The family was the basic unit of social organization in ancient India. The family at that time was unusually a joint family. The rite of Saraddha played an important part in binding the members from the common ancestors. Usually the eldest male member was the head of the house and administered joint property. However, in Kerala the headship rested with the eldest female member. The head of the family usually enjoyed very extensive powers.
Marriage was considered to be a sacred bond of union between a male and a female for their eternal progress through the performance of their duties, through dharma. The martial union was considered to be a divine dispensation which none of the two parties could dissolve. The marriage usually took place when a person became sanatak after the completion of education. It was considered to be a positive duty and was undertaken for three reasons- promotion of religion by performance of household sacrifices, progeny for the continuation of the lineage, and rati or sexual pleasure.

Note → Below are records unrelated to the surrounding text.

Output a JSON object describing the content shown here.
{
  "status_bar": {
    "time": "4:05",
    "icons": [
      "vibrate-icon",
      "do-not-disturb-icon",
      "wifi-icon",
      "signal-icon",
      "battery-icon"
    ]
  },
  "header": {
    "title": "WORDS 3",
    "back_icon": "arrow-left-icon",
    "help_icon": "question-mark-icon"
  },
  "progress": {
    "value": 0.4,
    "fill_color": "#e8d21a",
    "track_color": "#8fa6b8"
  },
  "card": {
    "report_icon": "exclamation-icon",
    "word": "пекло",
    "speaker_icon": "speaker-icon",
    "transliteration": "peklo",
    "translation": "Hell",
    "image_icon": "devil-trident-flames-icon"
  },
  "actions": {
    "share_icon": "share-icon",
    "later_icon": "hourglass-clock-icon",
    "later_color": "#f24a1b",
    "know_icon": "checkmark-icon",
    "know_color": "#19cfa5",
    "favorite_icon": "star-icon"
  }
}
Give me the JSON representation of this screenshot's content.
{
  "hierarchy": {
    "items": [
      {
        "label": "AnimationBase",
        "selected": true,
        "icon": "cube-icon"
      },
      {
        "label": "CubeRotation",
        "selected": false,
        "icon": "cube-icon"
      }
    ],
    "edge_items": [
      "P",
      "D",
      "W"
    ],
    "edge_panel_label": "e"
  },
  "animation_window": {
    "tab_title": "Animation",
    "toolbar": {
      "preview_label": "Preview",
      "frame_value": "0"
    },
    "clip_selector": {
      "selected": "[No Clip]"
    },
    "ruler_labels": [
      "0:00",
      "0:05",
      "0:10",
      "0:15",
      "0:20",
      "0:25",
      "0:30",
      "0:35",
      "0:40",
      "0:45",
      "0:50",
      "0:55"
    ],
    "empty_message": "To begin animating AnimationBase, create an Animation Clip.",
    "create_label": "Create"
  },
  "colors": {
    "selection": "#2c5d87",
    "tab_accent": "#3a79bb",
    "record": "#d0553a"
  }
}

The marriage was generally arranged by the parents of the couple in consultation with the Brahmans taking into account the various omens, horoscopes and auspicious physical characteristics. Usually marriages were held within the same class and caste. The marriages took place when the boy completed his education and the girl had not reached the age of puberty. The father of the bride formally gave the daughter to the groom, who promises to observe the principles of piety, wealth and pleasure. Divorce was practically impossible.